Bi-Level Demand Sensitive LED Street Lighting Systems by Dr. Saifur Rahman
This presentation will cover detailed engineering design and implementation of a demand-sensitive LED street lighting system deployed as a retrofit to an existing system at the NAVFAC Washington (NFW) facility in Carderock, Maryland. The technology is based on a solid state lighting technology where light-emitting diode (LED) luminaires were substituted for existing High Pressure Sodium (HPS) street lighting units, and where an intelligent lighting control system was deployed. This allowed power consumption monitoring, as well as control and failure identification of each light fixture. Field measurements indicated an average annual electricity savings and carbon footprint reduction of 75% as compared to the existing streetlight systems. The new LED-based system is expected to pay back its investment within 6 years using an electricity cost of US $0.1183/kWh. This gives a savings-to-investment (SIR) ratio of 2.15 and an adjusted internal rate of return (AIRR) of 9.77%. Overall, the project has successfully demonstrated how existing street lighting installations can be made more efficient using current state-of-the-art technologies in the design and operation of the lighting control systems. This presentation discussed implementation issues and field experience that can help with the similar installations throughout the United States.

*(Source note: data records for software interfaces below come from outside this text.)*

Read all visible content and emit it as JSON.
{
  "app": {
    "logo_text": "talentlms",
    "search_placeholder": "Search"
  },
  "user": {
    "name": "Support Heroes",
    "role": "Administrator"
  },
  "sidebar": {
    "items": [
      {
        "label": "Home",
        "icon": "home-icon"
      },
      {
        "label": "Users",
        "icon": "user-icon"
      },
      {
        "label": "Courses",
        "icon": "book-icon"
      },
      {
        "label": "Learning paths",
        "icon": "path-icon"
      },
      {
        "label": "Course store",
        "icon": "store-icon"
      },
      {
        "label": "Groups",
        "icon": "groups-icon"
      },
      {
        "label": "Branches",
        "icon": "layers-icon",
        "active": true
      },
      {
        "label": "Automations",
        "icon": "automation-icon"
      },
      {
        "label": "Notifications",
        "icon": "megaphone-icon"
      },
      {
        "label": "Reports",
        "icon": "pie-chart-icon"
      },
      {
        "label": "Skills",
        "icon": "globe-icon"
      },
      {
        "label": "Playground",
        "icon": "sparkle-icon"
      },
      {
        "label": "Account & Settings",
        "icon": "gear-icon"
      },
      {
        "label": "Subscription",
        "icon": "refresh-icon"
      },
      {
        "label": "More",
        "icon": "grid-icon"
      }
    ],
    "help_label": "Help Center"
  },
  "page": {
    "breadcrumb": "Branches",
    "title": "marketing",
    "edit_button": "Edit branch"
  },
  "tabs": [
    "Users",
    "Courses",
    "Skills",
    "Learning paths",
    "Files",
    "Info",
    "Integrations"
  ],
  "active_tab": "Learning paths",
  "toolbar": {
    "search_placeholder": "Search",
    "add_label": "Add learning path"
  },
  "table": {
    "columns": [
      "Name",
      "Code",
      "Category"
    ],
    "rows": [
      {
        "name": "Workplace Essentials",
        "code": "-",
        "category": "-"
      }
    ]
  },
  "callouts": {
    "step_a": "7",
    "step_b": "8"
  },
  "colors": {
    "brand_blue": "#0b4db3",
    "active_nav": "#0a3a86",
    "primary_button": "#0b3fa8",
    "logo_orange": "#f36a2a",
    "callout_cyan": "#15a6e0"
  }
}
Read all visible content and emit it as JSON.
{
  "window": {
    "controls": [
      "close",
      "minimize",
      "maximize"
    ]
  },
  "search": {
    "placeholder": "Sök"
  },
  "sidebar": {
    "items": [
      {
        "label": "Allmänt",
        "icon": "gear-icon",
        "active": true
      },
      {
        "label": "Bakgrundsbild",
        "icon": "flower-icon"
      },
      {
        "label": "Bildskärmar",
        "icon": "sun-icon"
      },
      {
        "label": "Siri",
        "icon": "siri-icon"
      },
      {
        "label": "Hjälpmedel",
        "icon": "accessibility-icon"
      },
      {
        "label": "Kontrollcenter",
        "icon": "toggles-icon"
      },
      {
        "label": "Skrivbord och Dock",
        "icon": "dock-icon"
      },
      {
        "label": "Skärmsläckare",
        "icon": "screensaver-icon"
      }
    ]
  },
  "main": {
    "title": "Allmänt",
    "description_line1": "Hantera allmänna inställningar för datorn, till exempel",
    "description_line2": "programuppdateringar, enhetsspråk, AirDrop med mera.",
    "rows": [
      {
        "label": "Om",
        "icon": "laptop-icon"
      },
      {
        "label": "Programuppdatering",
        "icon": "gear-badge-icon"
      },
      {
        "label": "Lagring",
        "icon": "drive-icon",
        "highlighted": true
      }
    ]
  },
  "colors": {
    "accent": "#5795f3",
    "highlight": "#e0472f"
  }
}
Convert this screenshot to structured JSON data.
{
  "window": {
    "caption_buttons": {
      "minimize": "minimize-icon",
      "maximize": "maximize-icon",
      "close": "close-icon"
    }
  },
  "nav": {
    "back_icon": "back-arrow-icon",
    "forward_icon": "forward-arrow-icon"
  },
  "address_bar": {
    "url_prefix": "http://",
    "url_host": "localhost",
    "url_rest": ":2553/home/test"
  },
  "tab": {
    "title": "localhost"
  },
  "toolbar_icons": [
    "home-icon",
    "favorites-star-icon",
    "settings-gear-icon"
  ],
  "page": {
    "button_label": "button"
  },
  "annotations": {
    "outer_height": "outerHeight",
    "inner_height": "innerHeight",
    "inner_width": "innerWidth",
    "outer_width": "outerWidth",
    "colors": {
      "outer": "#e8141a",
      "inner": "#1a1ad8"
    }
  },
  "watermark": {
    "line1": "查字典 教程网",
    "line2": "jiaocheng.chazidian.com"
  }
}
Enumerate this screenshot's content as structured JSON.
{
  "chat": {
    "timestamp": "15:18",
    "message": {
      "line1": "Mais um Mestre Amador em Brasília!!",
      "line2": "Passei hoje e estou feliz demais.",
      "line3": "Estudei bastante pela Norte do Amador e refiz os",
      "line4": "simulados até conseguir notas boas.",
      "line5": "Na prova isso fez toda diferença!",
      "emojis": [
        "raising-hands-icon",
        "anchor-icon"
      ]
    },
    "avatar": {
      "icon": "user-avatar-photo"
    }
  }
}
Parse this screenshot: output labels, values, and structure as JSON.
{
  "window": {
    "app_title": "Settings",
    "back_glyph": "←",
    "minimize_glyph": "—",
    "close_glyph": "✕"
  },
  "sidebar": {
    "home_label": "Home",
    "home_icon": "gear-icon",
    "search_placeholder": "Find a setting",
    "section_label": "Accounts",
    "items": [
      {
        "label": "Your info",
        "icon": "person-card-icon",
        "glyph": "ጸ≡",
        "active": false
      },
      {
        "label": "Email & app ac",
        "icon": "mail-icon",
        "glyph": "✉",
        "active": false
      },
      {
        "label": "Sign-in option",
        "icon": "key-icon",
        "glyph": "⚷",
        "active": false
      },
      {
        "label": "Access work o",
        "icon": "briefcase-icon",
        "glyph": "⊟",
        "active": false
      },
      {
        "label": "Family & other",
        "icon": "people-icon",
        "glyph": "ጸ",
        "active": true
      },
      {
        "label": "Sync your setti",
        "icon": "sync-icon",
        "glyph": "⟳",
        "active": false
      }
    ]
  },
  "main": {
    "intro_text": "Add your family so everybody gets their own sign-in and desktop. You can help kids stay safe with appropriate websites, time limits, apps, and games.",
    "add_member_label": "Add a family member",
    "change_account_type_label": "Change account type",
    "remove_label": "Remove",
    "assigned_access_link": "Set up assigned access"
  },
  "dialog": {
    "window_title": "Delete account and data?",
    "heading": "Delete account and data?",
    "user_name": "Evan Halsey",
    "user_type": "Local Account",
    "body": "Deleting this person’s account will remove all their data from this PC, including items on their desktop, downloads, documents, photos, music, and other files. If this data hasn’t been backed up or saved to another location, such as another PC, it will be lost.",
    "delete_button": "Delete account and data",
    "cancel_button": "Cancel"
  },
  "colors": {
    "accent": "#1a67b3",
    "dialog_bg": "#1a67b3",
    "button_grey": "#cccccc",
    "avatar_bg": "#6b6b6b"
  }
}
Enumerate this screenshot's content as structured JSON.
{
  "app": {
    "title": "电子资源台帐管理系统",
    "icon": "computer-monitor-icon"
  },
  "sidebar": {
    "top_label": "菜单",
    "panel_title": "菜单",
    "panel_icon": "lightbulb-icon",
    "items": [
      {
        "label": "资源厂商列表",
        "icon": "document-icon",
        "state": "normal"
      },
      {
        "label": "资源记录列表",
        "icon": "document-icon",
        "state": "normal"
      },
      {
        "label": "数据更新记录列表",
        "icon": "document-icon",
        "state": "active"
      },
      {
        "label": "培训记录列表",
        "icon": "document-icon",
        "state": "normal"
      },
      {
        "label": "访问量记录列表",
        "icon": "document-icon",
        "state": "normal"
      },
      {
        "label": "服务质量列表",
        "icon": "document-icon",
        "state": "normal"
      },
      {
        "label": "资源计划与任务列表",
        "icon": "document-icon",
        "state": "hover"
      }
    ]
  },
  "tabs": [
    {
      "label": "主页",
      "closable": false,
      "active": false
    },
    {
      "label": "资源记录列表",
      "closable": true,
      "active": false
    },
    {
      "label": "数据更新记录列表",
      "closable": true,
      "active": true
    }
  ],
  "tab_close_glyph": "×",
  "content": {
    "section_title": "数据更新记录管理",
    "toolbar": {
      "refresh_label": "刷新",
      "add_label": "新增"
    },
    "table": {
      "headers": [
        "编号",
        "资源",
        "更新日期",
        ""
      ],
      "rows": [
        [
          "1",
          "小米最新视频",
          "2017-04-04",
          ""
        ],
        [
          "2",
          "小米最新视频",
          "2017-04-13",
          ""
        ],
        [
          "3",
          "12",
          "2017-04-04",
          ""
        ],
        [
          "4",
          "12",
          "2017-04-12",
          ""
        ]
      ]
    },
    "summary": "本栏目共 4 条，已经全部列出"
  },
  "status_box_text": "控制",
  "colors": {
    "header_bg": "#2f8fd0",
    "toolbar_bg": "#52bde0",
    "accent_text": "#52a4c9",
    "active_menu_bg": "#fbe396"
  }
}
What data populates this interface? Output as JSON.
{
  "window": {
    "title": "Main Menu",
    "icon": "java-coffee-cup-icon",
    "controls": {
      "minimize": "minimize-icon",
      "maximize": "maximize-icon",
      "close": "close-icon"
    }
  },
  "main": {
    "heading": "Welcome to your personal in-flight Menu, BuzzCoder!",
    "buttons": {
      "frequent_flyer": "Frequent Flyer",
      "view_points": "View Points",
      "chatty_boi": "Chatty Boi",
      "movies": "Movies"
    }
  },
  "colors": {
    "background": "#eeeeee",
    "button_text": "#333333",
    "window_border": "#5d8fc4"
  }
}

Dynamic Exterior Lighting for Energy and Cost Savings by Dr. Satyen Mukherjee
The objective of this ESTCP-funded project was to quantify the energy, environmental, and economic benefits of advanced exterior lighting control technologies at a U.S. Army installation in Fort Sill, Oklahoma. Three complementary systems based on scalable control and communication technologies were demonstrated, each targeting different exterior lighting applications (e.g., street lighting, parking lots, and vehicle maintenance areas) and offering different levels of functionality, energy, and maintenance cost savings.
Dynadimmer for parking lots is a stand-alone solution that allows sites to control the amount of light delivered based on customized time schedules. Starsense/CityTouch for roadways is a fully networked system supporting remote management, monitoring, diagnostics and adaptive light level control. Each Starsense luminaire has a radio frequency (RF) module and controller, and is linked to a segment controller that provides wireless connectivity to a remote management station. Light on Demand (LOD), for area lighting, consists of sensing and RF modules that can be integrated with exterior luminaires to sense movement local to the luminaire, as well as adjust light levels in order to provide light when and where needed.
The system solutions were selected to suit the unique characteristics of the target DoD applications and provided energy and cost savings of 60 to 90% while improving the illuminance levels and uniformity compared to the pre-retrofit HPS systems.
Dr. Saifur Rahman is the founding director of the Advanced Research Institute at Virginia Tech where he is the Joseph R. Loring Professor of Electrical and Computer Engineering. He also directs the Center for Energy and the Global Environment. He is a Fellow of the Institute of Electrical and Electronics Engineers (IEEE) and an IEEE Millennium Medal winner. He is the founding editor-in-chief of the IEEE Electrification Magazine and the IEEE Transactions on Sustainable Energy Journal. He served as a vice president of the IEEE Power and Energy Society (PES) from 2009 to 2013, and is currently serving as a member of the Board of Governors of the IEEE Society on Social Implications of Technology. In 2006, Dr. Rahman served on the IEEE Board of Directors as Vice President for publications. He also served as the chair of the U.S. National Science Foundation Advisory Committee for International Science and Engineering from 2010 to 2013. Dr. Rahman is a Distinguished Lecturer for the IEEE PES on topics such as smart grid, energy efficiency, renewable energy, demand response, distributed generation and critical infrastructure protection in over 30 countries on all six continents.
Dr. Satyen Mukherjee was Chief Scientist, Research Fellow, and Senior Director at Philips Research North America, after serving as the managing director of Philips Research North America and research department head of Microelectronic Devices, Circuits and Systems. Dr. Mukherjee’s current areas of interest include lighting controls systems and building-wide energy management systems, including HVAC and appliances. He has delivered numerous presentations in these areas at national and international conferences. He has published extensively in journals, written book chapters, and edited a book on ambient intelligence. He holds numerous patents including the original patent on flash memory cell. He has initiated research collaborations with Lawrence Berkeley National Laboratories to address challenges in integrated controls and energy simulation in buildings. Dr. Mukherjee has served as the Principal Investigator for two DoD-funded demonstration projects on indoor and outdoor lighting systems. He was the chairman of the board of directors for the Continental Automated Building Association (CABA) from 2010 until 2015. Dr. Mukherjee obtained his Bachelor’s degree from the Indian Institute of Technology, Kharagpur, India, in 1976, where he won the President of India Gold Medal for excellence in engineering. In 1981, Dr. Mukherjee obtained his Ph.D. from Carleton University, Ottawa, Canada.